Google parent Alphabet has surprised on the upside after sales surged to $56.9bn for the last three months of 2020 – up from $46bn the year before – on the back of a rampant YouTube and recovery in search advertising.
Google’s advertising rebound
Alphabet has rebounded strongly from the immediate impact of Covid-19, as reflected in stonking fourth-quarter earnings that blew away even the most optimistic observers.
Key to the internet giant’s success has been the runaway hit of YouTube among a locked-down populace, where revenues totaled $6.9bn for the year (up from $4.7bn the year previous) with revenues in the last quarter alone totaling $5bn.
Another bright spot was search and advertising revenue, which stood at a healthy $31.bn for the year – a significant strengthening of Google’s financial position from the $27.2bn recorded just a year before.
These twin engines of growth helped power group revenues northward towards $56.bn in the fourth quarter, a 23% premium on the year prior when the corresponding figure stood at $46.1bn.
Pichai also praised YouTube’s e-commerce and educational functionality as key to a rapid rebound from the initial shock of the pandemic, which hit Google hard before it recovered ground in the third and fourth quarters.
With viewing time on the increase, brand advertising and connected TV remaining the chief growth drivers at YouTube, complementing Google’s more mature search and display ad business.
Behind the attention-grabbing heavy hitters, Google Cloud revenues weighed in at $13bn for 2020 and $3.8bn for the quarter, broadly in line with expectations.
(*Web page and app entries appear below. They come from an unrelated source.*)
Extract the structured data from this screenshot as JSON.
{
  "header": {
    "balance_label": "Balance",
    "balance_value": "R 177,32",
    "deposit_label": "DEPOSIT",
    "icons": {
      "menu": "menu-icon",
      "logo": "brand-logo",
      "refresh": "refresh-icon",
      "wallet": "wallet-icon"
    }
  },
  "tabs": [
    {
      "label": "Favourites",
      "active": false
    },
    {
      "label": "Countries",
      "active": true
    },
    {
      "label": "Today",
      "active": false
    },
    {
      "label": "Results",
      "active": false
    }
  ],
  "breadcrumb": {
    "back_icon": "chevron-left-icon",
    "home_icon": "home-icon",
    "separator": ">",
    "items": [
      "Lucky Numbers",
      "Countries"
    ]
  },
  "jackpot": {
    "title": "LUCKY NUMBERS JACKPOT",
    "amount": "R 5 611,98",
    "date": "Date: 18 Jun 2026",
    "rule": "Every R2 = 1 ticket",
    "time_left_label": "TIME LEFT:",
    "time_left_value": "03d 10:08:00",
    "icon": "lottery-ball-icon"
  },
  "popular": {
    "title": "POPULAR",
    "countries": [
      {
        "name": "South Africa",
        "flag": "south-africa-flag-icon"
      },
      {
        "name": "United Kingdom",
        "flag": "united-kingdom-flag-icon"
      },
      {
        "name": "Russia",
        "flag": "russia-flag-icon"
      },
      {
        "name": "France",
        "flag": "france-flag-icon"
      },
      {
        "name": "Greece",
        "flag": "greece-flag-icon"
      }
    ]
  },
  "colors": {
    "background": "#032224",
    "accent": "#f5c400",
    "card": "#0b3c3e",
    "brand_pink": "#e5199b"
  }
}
This masked a small but significant rise in operating losses from $1.19bn to $1.24bn but is set to become another Google golden goose as investors turn their capital to back winners in the so-called ’cloud wars’ between Alphabet, Amazon and Microsoft.
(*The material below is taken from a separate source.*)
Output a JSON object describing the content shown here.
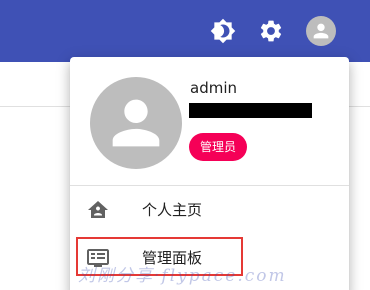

Google’s results coincide with its first detailed roadmap for the rollout of Federated Learning of Cohorts (FLoC), a privacy focussed replacement for third-party cookies necessary for the targeted delivery and measurement of ads.
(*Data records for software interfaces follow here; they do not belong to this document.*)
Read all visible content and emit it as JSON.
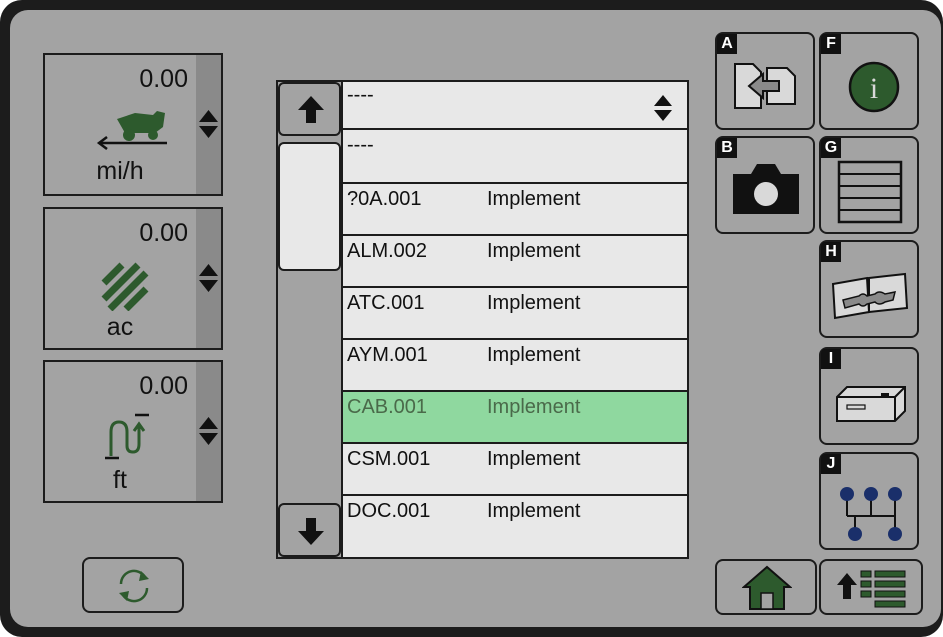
{
  "readouts": [
    {
      "value": "0.00",
      "unit": "mi/h",
      "icon": "speed-harvester-icon"
    },
    {
      "value": "0.00",
      "unit": "ac",
      "icon": "area-hatch-icon"
    },
    {
      "value": "0.00",
      "unit": "ft",
      "icon": "distance-lift-icon"
    }
  ],
  "dropdown": {
    "selected": "----"
  },
  "list": [
    {
      "code": "----",
      "type": ""
    },
    {
      "code": "?0A.001",
      "type": "Implement"
    },
    {
      "code": "ALM.002",
      "type": "Implement"
    },
    {
      "code": "ATC.001",
      "type": "Implement"
    },
    {
      "code": "AYM.001",
      "type": "Implement"
    },
    {
      "code": "CAB.001",
      "type": "Implement"
    },
    {
      "code": "CSM.001",
      "type": "Implement"
    },
    {
      "code": "DOC.001",
      "type": "Implement"
    }
  ],
  "right_buttons": [
    {
      "letter": "A",
      "icon": "file-transfer-icon"
    },
    {
      "letter": "B",
      "icon": "camera-icon"
    },
    {
      "letter": "F",
      "icon": "info-icon",
      "glyph": "i"
    },
    {
      "letter": "G",
      "icon": "list-view-icon"
    },
    {
      "letter": "H",
      "icon": "service-manual-icon"
    },
    {
      "letter": "I",
      "icon": "controller-box-icon"
    },
    {
      "letter": "J",
      "icon": "network-diagram-icon"
    }
  ],
  "colors": {
    "background": "#a3a3a3",
    "accent_green": "#2d5a2d",
    "selected_row": "#8fd89f"
  }
}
Google’s mounting financial and digital clout is raising concern among regulators, sparking a stand-off with Australia over a proposed mandatory code of conduct that would oblige it to pay publishers for content it shares.